Games is our fastest growing entertainment industry.
The industry needs a wide range of skills, ranging from art to programming. There’s also a demand for those with skills in marketing, project management, sales and finance
The thing with game development is that there is always the need to organize and manage tasks as they are being done. Every task, be it the layout of a level, the scripting of a boss, or the creation of a talent tree, needs to be checked and planned out. The larger the team, the more important organization is in order to ensure that there isn’t a lot of redundant work being done, and to maximize overall productivity.
It’s essential that creative directors have stellar communication, presentation, problem-solving and project-management skills, too. Successful creative directors have polished soft skills that enable them to inspire creativity and work well with different personality types — all while juggling various projects.
Gameplay Designer takes care of the core aspects of the gameplay! This role works on game mechanics, different game modes (if the game is supposed to have them), and the player’s progression.
They’re constantly tweaking the game. Testing and checking if the mechanics they created are fun and clear enough for the player. Their goal is to make gamer’s experiences as engaging as possible.
If the gameplay designer builds mechanics, the level designer’s job is to create an “interactive playground” where they can be used.
They plan what will happen to the player during his playthrough.
Are there any encounters, puzzles? They define the goals and objectives for each stage.
They make layouts of traversable environments. They build rough mockups of terrains using simple shapes. This is called “blocking-out.” Block-out helps Level Designer check if the map is clear enough for the players (does the player know where he needs to go? Cause if he doesn’t, it’s a slight mess up, which needs to be taken care of). Is it fun enough to play?
Good level design means the player went down a certain path, or toward a direction, not because it was the correct way to go, but because something caught their interest.
UX designers (Also known as: User interface (UI) artist, User interface (UI) designer, Visual designer) make sure a game is nice and easy to use (as distinct from being easy to win). They ensure the players get clear and effective feedback from the game. Their main concern is that players don’t get frustrated by a game being badly explained.
UI designers are concerned with the user interface; the point at which the game and the players interact. They create the look and feel of things like the heads-up display (HUD) showing the score, lives, and levels. They make sure that the menus and commands are clear.
In larger games companies the UX and UI roles are done by different people but in smaller studios, they are combined into one job. UX designers tend to focus more on the information a player needs for the game to flow well. UI designers tend to focus on how that information is communicated. They make it look good and sound great.

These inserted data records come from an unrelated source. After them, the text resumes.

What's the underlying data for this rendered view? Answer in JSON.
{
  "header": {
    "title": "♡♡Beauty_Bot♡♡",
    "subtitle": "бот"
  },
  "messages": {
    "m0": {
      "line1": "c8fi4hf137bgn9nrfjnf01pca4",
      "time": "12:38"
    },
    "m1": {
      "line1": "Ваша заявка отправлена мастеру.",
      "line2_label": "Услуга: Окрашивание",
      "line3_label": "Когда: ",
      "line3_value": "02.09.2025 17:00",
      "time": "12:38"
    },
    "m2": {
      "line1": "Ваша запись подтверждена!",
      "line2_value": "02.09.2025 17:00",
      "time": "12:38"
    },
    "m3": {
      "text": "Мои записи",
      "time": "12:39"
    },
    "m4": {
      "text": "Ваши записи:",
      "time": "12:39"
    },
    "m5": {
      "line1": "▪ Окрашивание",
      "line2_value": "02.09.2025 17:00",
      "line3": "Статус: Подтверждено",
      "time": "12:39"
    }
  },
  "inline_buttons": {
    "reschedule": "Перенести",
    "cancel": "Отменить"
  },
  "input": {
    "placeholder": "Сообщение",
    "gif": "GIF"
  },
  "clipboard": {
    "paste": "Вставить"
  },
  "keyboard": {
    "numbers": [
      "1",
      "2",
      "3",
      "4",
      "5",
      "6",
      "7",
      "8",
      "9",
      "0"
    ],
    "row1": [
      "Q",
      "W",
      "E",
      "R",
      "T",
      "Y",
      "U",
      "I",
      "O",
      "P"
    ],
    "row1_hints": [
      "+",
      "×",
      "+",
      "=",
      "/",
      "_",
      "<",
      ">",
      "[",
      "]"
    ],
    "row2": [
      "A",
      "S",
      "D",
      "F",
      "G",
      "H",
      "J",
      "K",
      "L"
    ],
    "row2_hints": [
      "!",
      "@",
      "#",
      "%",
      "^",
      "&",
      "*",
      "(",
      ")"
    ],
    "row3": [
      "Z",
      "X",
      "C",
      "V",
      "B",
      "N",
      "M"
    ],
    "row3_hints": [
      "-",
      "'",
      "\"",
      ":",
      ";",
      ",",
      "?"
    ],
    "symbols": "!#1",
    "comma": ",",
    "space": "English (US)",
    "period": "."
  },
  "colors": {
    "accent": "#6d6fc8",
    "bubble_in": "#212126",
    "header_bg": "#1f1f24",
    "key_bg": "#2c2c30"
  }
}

A System Designer is obsessed with spreadsheets of any sort.
They balance the hell out of the game, taking care of the economy, stats, points, etc. If you’re playing the game and after 30 hours, it’s still fun – that means that System Designer did well.
This role is a mix of game design and programming skills. They won’t go deep in the code as a regular game programmer would, but they’re efficient with working in a game engine, though. They’re able to apply the code that’s related directly to the gameplay.